--- Records to process ---

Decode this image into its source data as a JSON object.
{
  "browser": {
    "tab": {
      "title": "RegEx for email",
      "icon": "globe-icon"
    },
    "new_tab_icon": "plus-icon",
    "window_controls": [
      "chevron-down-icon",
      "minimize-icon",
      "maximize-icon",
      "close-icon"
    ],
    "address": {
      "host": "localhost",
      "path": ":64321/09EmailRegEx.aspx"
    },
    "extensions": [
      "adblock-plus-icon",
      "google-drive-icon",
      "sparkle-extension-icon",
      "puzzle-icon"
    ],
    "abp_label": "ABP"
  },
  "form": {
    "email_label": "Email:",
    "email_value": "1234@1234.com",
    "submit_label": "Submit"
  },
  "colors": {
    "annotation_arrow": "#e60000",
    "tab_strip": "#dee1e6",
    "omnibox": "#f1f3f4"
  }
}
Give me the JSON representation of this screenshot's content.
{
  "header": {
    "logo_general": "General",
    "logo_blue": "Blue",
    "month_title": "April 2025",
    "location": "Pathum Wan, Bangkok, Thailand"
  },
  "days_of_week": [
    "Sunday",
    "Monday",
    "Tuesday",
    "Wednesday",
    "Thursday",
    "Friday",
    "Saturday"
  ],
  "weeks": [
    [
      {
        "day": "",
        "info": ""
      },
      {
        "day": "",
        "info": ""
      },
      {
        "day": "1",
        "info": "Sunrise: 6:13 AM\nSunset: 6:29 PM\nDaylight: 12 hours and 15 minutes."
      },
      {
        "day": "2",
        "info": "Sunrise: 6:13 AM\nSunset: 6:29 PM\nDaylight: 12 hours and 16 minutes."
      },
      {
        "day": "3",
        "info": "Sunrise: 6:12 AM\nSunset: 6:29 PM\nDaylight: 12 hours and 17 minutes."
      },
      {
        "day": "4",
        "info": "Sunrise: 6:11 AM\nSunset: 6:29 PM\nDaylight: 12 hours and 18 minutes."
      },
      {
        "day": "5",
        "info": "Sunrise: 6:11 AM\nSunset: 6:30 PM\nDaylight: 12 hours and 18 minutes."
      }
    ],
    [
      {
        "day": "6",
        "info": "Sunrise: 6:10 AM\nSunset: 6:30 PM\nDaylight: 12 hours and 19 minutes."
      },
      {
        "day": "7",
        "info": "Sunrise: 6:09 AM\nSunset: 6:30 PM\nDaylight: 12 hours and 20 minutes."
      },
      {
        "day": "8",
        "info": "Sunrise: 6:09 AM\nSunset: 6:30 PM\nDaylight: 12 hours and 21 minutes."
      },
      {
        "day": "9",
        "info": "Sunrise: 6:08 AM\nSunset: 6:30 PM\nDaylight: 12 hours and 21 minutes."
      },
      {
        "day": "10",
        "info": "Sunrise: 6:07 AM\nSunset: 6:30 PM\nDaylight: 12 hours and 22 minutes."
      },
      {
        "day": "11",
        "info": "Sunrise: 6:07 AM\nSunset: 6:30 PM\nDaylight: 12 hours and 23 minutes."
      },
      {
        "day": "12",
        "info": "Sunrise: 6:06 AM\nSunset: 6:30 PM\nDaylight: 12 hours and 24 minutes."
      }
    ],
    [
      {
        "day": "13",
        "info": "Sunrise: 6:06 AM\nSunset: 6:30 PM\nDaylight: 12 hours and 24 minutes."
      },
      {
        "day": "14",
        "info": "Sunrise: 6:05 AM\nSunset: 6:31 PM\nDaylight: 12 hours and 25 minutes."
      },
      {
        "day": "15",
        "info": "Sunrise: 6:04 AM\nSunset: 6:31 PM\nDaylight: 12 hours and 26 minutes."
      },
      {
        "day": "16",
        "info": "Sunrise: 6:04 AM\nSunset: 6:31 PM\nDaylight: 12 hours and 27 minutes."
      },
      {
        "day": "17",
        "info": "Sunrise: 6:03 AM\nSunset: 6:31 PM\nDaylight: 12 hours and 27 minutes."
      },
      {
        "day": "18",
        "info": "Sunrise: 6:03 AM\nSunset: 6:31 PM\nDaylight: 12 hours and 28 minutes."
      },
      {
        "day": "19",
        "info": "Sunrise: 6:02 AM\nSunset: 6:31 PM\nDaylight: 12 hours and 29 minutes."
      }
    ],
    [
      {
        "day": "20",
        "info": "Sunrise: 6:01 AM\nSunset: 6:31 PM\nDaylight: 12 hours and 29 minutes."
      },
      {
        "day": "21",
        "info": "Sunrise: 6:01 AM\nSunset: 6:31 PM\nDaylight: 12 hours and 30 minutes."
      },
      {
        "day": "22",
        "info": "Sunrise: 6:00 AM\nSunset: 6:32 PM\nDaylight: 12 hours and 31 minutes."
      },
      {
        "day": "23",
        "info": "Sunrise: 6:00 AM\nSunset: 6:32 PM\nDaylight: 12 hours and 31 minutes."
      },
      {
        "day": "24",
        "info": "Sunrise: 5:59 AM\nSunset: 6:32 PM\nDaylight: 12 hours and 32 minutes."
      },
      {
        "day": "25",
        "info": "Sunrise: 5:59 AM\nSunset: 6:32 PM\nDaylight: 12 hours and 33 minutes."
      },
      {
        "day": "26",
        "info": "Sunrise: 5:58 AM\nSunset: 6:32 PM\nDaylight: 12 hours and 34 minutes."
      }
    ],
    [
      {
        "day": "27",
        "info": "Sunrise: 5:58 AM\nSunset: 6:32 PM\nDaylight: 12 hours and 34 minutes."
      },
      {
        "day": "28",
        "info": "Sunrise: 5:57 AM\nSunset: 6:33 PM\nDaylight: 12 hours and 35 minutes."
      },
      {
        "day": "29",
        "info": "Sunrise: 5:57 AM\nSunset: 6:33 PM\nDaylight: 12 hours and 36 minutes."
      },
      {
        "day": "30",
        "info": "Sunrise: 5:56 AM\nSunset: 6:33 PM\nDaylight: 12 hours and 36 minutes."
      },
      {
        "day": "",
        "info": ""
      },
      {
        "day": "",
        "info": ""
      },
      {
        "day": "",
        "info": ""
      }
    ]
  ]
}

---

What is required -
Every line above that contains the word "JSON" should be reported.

The completed task -
Decode this image into its source data as a JSON object.
Give me the JSON representation of this screenshot's content.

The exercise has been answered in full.